In the process of creating one, Ethan suggests that one of the crucial steps consists in correctly naming and organising elements and modules. Brad Frost’s Atomic Design methodology is a good framework to start with, but we shall use the convention that makes more sense for our organisation.
Starting from content and designing in a modular fashion lets us cope with the baseline experiences and also deal with the modern continuum of screen sizes. However, what if we want to achieve design consistency even when there’s no screen at all?
Design Principles FTW!
or dealing with devices we don’t know yet
As new technologies emerge, the touchpoints for which we need to design become more and more diverse. Our goal as designers is to achieve what Cameron Mall calls “Unified Design”: an experience that feels nevertheless consistent because – as Jeffrey Zeldman puts it – “your brand happens between devices”. How can we design such a thing if our users jump seamlessly from our website to our Snapchat channel, then talk to our Facebook chatbot and they finally immerse into a Virtual Reality experience offered on Oculus Rift?
Ethan Marcotte suggests to step back and – before even conceiving these experiences – define a set of underlying Design Principles: something generic enough to be device-agnostic, but also specific enough so that it can be used to decline design decisions in a coherent way across many interfaces, not starting from scratch over and over again.
Mailchimp developed a Voice and Tone styleguide to describe the basic principles behind the copy used on their site and apps. For example, starting from this, it would be a lot easier for them to design a chatbot to be deployed on the Facebook Messenger platform.
Remember, principles can be your compass whenever a new device pops up and you have to design for it.
By starting from content and a solid foundation we can provide a suitable user experience to both the “next billion” and newer devices. We can make our design more efficient, by organising it in reusable modules that adapt to countless screen sizes. And we have to identify the underlying principles that fuel our digital presence, regardless of the channel in which it is experienced, so that it will always be perceived as a coherent entity.
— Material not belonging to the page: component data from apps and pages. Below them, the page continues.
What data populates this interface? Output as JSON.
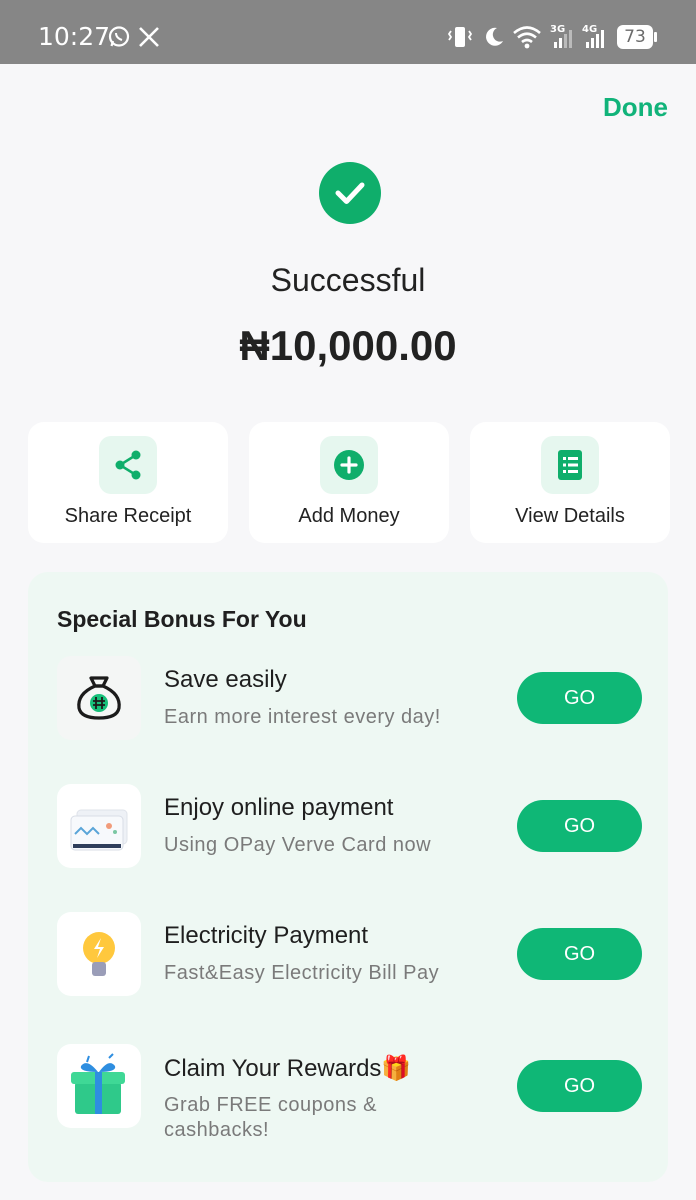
{
  "status_bar": {
    "time": "10:27",
    "battery": "73"
  },
  "header": {
    "done_label": "Done"
  },
  "result": {
    "status": "Successful",
    "amount": "₦10,000.00"
  },
  "actions": [
    {
      "label": "Share Receipt",
      "icon": "share-icon"
    },
    {
      "label": "Add Money",
      "icon": "plus-circle-icon"
    },
    {
      "label": "View Details",
      "icon": "document-list-icon"
    }
  ],
  "bonus": {
    "title": "Special Bonus For You",
    "items": [
      {
        "name": "Save easily",
        "description": "Earn more interest every day!",
        "button": "GO",
        "icon": "money-bag-icon"
      },
      {
        "name": "Enjoy online payment",
        "description": "Using OPay Verve Card now",
        "button": "GO",
        "icon": "card-icon"
      },
      {
        "name": "Electricity Payment",
        "description": "Fast&Easy Electricity Bill Pay",
        "button": "GO",
        "icon": "lightbulb-icon"
      },
      {
        "name": "Claim Your Rewards🎁",
        "description": "Grab FREE coupons & cashbacks!",
        "button": "GO",
        "icon": "gift-box-icon"
      }
    ]
  },
  "colors": {
    "accent": "#0fb776",
    "done": "#11b37a",
    "panel": "#eef8f3",
    "status_bar": "#868686"
  }
}
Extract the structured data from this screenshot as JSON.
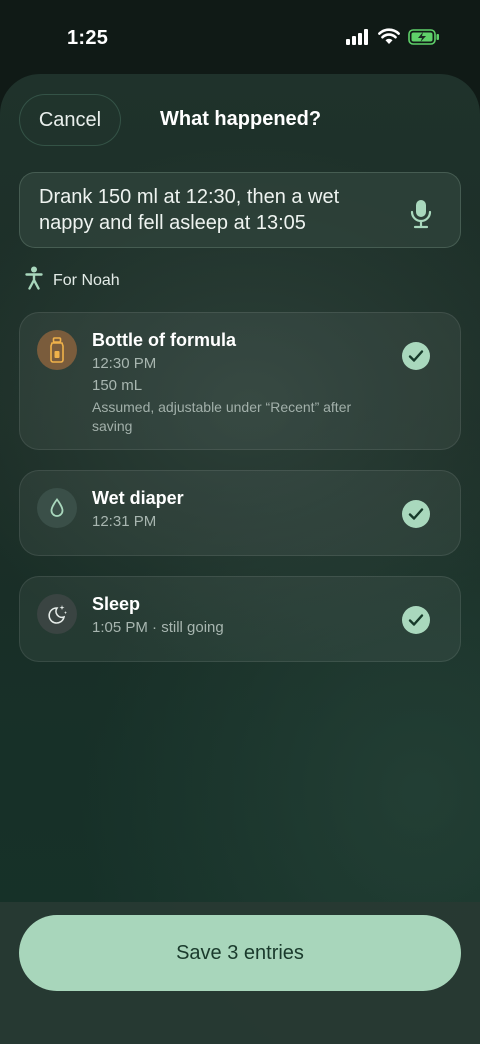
{
  "status_bar": {
    "time": "1:25"
  },
  "header": {
    "cancel_label": "Cancel",
    "title": "What happened?"
  },
  "input": {
    "text": "Drank 150 ml at 12:30, then a wet nappy and fell asleep at 13:05",
    "icon": "microphone-icon"
  },
  "child": {
    "label": "For Noah",
    "icon": "person-icon"
  },
  "entries": [
    {
      "title": "Bottle of formula",
      "time": "12:30 PM",
      "amount": "150 mL",
      "note": "Assumed, adjustable under “Recent” after saving",
      "icon": "bottle-icon"
    },
    {
      "title": "Wet diaper",
      "time": "12:31 PM",
      "icon": "droplet-icon"
    },
    {
      "title": "Sleep",
      "time": "1:05 PM · still going",
      "icon": "moon-stars-icon"
    }
  ],
  "footer": {
    "save_label": "Save 3 entries"
  },
  "colors": {
    "accent": "#a8d6bb",
    "check": "#a9d8bd",
    "bottle_icon_bg": "#7a5c3c",
    "icon_bg": "#3a4f48"
  }
}
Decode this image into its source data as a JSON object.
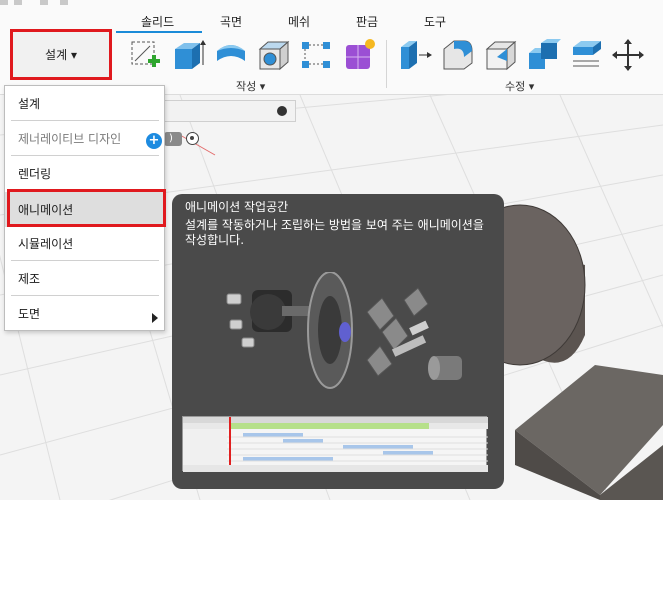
{
  "toolbar": {
    "tabs": [
      "솔리드",
      "곡면",
      "메쉬",
      "판금",
      "도구"
    ],
    "design_button_label": "설계",
    "groups": [
      {
        "label": "작성"
      },
      {
        "label": "수정"
      }
    ],
    "tools_create": [
      "create-sketch-icon",
      "extrude-icon",
      "revolve-icon",
      "shell-icon",
      "pattern-icon",
      "form-icon"
    ],
    "tools_modify": [
      "press-pull-icon",
      "fillet-icon",
      "chamfer-icon",
      "combine-icon",
      "offset-face-icon",
      "move-copy-icon"
    ]
  },
  "dropdown": {
    "items": [
      {
        "label": "설계",
        "state": "normal"
      },
      {
        "label": "제너레이티브 디자인",
        "state": "disabled"
      },
      {
        "label": "렌더링",
        "state": "normal"
      },
      {
        "label": "애니메이션",
        "state": "selected"
      },
      {
        "label": "시뮬레이션",
        "state": "normal"
      },
      {
        "label": "제조",
        "state": "normal"
      },
      {
        "label": "도면",
        "state": "normal"
      }
    ],
    "gen_plus_glyph": "+"
  },
  "browser": {
    "paren_text": ")"
  },
  "tooltip": {
    "title": "애니메이션 작업공간",
    "description": "설계를 작동하거나 조립하는 방법을 보여 주는 애니메이션을 작성합니다."
  },
  "colors": {
    "accent": "#1a8bd8",
    "highlight_red": "#e0191e",
    "tooltip_bg": "#4a4a4a"
  }
}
The bottom line is, this means evolving the way we approach product design: something that may seem painful, but that will help us cope with future challenges posed to our profession. Something that will help everybody make a giant leap in the way we design and build products.
Products that can be experienced by everyone. Regardless of the device they’re holding.